··· MATERIAL TO PROCESS ···

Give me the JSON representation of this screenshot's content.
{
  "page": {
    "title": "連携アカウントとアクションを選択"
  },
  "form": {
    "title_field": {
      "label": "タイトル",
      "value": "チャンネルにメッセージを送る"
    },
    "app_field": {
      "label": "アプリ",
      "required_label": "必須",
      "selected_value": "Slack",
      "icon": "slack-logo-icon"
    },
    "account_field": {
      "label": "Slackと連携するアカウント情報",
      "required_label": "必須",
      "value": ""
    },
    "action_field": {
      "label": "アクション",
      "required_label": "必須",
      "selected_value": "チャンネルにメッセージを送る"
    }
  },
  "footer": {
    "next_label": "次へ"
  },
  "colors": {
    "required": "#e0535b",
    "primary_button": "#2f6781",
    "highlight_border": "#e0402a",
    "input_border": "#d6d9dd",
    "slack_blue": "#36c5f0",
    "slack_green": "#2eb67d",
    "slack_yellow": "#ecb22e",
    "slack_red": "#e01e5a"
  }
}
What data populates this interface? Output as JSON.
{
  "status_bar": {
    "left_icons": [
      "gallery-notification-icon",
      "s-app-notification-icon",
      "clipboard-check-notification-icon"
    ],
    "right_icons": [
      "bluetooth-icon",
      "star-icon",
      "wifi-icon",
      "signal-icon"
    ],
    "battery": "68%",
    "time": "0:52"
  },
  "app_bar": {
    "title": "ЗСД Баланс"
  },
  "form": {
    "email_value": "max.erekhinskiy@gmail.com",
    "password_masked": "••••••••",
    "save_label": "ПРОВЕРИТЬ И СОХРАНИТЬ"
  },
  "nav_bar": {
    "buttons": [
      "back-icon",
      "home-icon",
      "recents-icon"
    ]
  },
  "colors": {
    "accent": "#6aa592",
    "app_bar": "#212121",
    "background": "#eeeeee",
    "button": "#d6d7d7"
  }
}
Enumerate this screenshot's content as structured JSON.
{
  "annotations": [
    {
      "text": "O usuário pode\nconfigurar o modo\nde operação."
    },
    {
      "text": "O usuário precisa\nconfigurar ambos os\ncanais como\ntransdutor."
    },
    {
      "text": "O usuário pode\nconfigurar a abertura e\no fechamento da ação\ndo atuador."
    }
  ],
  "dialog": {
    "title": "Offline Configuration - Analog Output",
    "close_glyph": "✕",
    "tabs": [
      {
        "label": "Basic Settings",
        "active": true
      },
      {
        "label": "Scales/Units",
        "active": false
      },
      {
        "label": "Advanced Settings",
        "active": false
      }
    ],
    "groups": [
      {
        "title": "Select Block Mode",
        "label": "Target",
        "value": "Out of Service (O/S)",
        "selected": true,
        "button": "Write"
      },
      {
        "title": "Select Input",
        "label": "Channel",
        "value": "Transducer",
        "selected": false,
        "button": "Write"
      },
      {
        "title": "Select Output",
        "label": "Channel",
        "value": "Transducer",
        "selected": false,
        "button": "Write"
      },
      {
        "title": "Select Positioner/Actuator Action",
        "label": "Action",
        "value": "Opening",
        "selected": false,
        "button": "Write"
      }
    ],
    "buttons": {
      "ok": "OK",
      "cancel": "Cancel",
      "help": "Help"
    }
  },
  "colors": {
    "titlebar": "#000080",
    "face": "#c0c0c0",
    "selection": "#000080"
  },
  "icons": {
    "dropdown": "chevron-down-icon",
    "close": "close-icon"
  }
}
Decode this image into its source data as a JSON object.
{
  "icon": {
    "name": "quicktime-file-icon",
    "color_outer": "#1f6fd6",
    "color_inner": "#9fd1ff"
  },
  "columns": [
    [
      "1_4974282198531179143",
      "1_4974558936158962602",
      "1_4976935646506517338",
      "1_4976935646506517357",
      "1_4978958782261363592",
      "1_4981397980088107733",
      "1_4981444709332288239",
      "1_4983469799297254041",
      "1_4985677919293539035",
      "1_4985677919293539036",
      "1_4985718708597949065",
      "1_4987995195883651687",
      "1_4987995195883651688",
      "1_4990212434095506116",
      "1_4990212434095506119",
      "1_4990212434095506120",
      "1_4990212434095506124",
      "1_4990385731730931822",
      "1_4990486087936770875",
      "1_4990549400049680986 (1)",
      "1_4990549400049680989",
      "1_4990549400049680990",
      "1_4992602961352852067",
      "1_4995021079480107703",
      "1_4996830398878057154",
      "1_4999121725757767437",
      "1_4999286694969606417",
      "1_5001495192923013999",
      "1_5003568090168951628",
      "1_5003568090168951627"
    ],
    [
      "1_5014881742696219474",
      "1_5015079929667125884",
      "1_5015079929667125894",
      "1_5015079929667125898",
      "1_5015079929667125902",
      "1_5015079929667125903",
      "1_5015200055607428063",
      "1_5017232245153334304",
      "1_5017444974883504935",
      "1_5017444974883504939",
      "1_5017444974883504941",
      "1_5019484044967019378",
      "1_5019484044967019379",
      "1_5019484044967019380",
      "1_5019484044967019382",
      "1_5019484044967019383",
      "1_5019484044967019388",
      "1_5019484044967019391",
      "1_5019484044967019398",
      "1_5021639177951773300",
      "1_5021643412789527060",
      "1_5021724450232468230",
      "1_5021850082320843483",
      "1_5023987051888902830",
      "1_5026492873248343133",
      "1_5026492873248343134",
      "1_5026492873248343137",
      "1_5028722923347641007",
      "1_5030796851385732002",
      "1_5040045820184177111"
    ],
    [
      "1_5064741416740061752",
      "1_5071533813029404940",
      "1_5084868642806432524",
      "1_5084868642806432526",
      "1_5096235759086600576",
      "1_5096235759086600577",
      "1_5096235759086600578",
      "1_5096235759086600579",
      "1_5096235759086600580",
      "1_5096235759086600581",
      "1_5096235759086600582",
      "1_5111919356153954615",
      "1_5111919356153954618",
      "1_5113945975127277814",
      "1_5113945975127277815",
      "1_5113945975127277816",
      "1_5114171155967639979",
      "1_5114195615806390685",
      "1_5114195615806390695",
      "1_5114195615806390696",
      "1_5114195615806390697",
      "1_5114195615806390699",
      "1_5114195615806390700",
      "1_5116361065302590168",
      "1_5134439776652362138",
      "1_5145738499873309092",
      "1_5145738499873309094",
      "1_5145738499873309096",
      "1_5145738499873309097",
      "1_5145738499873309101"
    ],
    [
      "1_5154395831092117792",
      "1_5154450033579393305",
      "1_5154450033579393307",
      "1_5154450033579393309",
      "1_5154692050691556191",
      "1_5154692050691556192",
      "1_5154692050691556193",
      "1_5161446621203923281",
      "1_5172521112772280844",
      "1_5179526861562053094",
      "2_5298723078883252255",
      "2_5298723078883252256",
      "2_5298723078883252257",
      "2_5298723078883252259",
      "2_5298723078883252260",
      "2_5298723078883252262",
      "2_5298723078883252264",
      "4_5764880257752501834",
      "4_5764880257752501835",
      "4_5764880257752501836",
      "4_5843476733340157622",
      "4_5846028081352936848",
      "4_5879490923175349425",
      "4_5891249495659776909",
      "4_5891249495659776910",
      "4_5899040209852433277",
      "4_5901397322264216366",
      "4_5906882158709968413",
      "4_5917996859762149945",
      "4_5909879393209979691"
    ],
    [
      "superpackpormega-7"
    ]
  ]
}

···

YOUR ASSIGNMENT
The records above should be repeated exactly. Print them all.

YOUR RESPONSE
Give me the JSON representation of this screenshot's content.
{
  "page": {
    "title": "連携アカウントとアクションを選択"
  },
  "form": {
    "title_field": {
      "label": "タイトル",
      "value": "チャンネルにメッセージを送る"
    },
    "app_field": {
      "label": "アプリ",
      "required_label": "必須",
      "selected_value": "Slack",
      "icon": "slack-logo-icon"
    },
    "account_field": {
      "label": "Slackと連携するアカウント情報",
      "required_label": "必須",
      "value": ""
    },
    "action_field": {
      "label": "アクション",
      "required_label": "必須",
      "selected_value": "チャンネルにメッセージを送る"
    }
  },
  "footer": {
    "next_label": "次へ"
  },
  "colors": {
    "required": "#e0535b",
    "primary_button": "#2f6781",
    "highlight_border": "#e0402a",
    "input_border": "#d6d9dd",
    "slack_blue": "#36c5f0",
    "slack_green": "#2eb67d",
    "slack_yellow": "#ecb22e",
    "slack_red": "#e01e5a"
  }
}
What data populates this interface? Output as JSON.
{
  "status_bar": {
    "left_icons": [
      "gallery-notification-icon",
      "s-app-notification-icon",
      "clipboard-check-notification-icon"
    ],
    "right_icons": [
      "bluetooth-icon",
      "star-icon",
      "wifi-icon",
      "signal-icon"
    ],
    "battery": "68%",
    "time": "0:52"
  },
  "app_bar": {
    "title": "ЗСД Баланс"
  },
  "form": {
    "email_value": "max.erekhinskiy@gmail.com",
    "password_masked": "••••••••",
    "save_label": "ПРОВЕРИТЬ И СОХРАНИТЬ"
  },
  "nav_bar": {
    "buttons": [
      "back-icon",
      "home-icon",
      "recents-icon"
    ]
  },
  "colors": {
    "accent": "#6aa592",
    "app_bar": "#212121",
    "background": "#eeeeee",
    "button": "#d6d7d7"
  }
}
Enumerate this screenshot's content as structured JSON.
{
  "annotations": [
    {
      "text": "O usuário pode\nconfigurar o modo\nde operação."
    },
    {
      "text": "O usuário precisa\nconfigurar ambos os\ncanais como\ntransdutor."
    },
    {
      "text": "O usuário pode\nconfigurar a abertura e\no fechamento da ação\ndo atuador."
    }
  ],
  "dialog": {
    "title": "Offline Configuration - Analog Output",
    "close_glyph": "✕",
    "tabs": [
      {
        "label": "Basic Settings",
        "active": true
      },
      {
        "label": "Scales/Units",
        "active": false
      },
      {
        "label": "Advanced Settings",
        "active": false
      }
    ],
    "groups": [
      {
        "title": "Select Block Mode",
        "label": "Target",
        "value": "Out of Service (O/S)",
        "selected": true,
        "button": "Write"
      },
      {
        "title": "Select Input",
        "label": "Channel",
        "value": "Transducer",
        "selected": false,
        "button": "Write"
      },
      {
        "title": "Select Output",
        "label": "Channel",
        "value": "Transducer",
        "selected": false,
        "button": "Write"
      },
      {
        "title": "Select Positioner/Actuator Action",
        "label": "Action",
        "value": "Opening",
        "selected": false,
        "button": "Write"
      }
    ],
    "buttons": {
      "ok": "OK",
      "cancel": "Cancel",
      "help": "Help"
    }
  },
  "colors": {
    "titlebar": "#000080",
    "face": "#c0c0c0",
    "selection": "#000080"
  },
  "icons": {
    "dropdown": "chevron-down-icon",
    "close": "close-icon"
  }
}
Decode this image into its source data as a JSON object.
{
  "icon": {
    "name": "quicktime-file-icon",
    "color_outer": "#1f6fd6",
    "color_inner": "#9fd1ff"
  },
  "columns": [
    [
      "1_4974282198531179143",
      "1_4974558936158962602",
      "1_4976935646506517338",
      "1_4976935646506517357",
      "1_4978958782261363592",
      "1_4981397980088107733",
      "1_4981444709332288239",
      "1_4983469799297254041",
      "1_4985677919293539035",
      "1_4985677919293539036",
      "1_4985718708597949065",
      "1_4987995195883651687",
      "1_4987995195883651688",
      "1_4990212434095506116",
      "1_4990212434095506119",
      "1_4990212434095506120",
      "1_4990212434095506124",
      "1_4990385731730931822",
      "1_4990486087936770875",
      "1_4990549400049680986 (1)",
      "1_4990549400049680989",
      "1_4990549400049680990",
      "1_4992602961352852067",
      "1_4995021079480107703",
      "1_4996830398878057154",
      "1_4999121725757767437",
      "1_4999286694969606417",
      "1_5001495192923013999",
      "1_5003568090168951628",
      "1_5003568090168951627"
    ],
    [
      "1_5014881742696219474",
      "1_5015079929667125884",
      "1_5015079929667125894",
      "1_5015079929667125898",
      "1_5015079929667125902",
      "1_5015079929667125903",
      "1_5015200055607428063",
      "1_5017232245153334304",
      "1_5017444974883504935",
      "1_5017444974883504939",
      "1_5017444974883504941",
      "1_5019484044967019378",
      "1_5019484044967019379",
      "1_5019484044967019380",
      "1_5019484044967019382",
      "1_5019484044967019383",
      "1_5019484044967019388",
      "1_5019484044967019391",
      "1_5019484044967019398",
      "1_5021639177951773300",
      "1_5021643412789527060",
      "1_5021724450232468230",
      "1_5021850082320843483",
      "1_5023987051888902830",
      "1_5026492873248343133",
      "1_5026492873248343134",
      "1_5026492873248343137",
      "1_5028722923347641007",
      "1_5030796851385732002",
      "1_5040045820184177111"
    ],
    [
      "1_5064741416740061752",
      "1_5071533813029404940",
      "1_5084868642806432524",
      "1_5084868642806432526",
      "1_5096235759086600576",
      "1_5096235759086600577",
      "1_5096235759086600578",
      "1_5096235759086600579",
      "1_5096235759086600580",
      "1_5096235759086600581",
      "1_5096235759086600582",
      "1_5111919356153954615",
      "1_5111919356153954618",
      "1_5113945975127277814",
      "1_5113945975127277815",
      "1_5113945975127277816",
      "1_5114171155967639979",
      "1_5114195615806390685",
      "1_5114195615806390695",
      "1_5114195615806390696",
      "1_5114195615806390697",
      "1_5114195615806390699",
      "1_5114195615806390700",
      "1_5116361065302590168",
      "1_5134439776652362138",
      "1_5145738499873309092",
      "1_5145738499873309094",
      "1_5145738499873309096",
      "1_5145738499873309097",
      "1_5145738499873309101"
    ],
    [
      "1_5154395831092117792",
      "1_5154450033579393305",
      "1_5154450033579393307",
      "1_5154450033579393309",
      "1_5154692050691556191",
      "1_5154692050691556192",
      "1_5154692050691556193",
      "1_5161446621203923281",
      "1_5172521112772280844",
      "1_5179526861562053094",
      "2_5298723078883252255",
      "2_5298723078883252256",
      "2_5298723078883252257",
      "2_5298723078883252259",
      "2_5298723078883252260",
      "2_5298723078883252262",
      "2_5298723078883252264",
      "4_5764880257752501834",
      "4_5764880257752501835",
      "4_5764880257752501836",
      "4_5843476733340157622",
      "4_5846028081352936848",
      "4_5879490923175349425",
      "4_5891249495659776909",
      "4_5891249495659776910",
      "4_5899040209852433277",
      "4_5901397322264216366",
      "4_5906882158709968413",
      "4_5917996859762149945",
      "4_5909879393209979691"
    ],
    [
      "superpackpormega-7"
    ]
  ]
}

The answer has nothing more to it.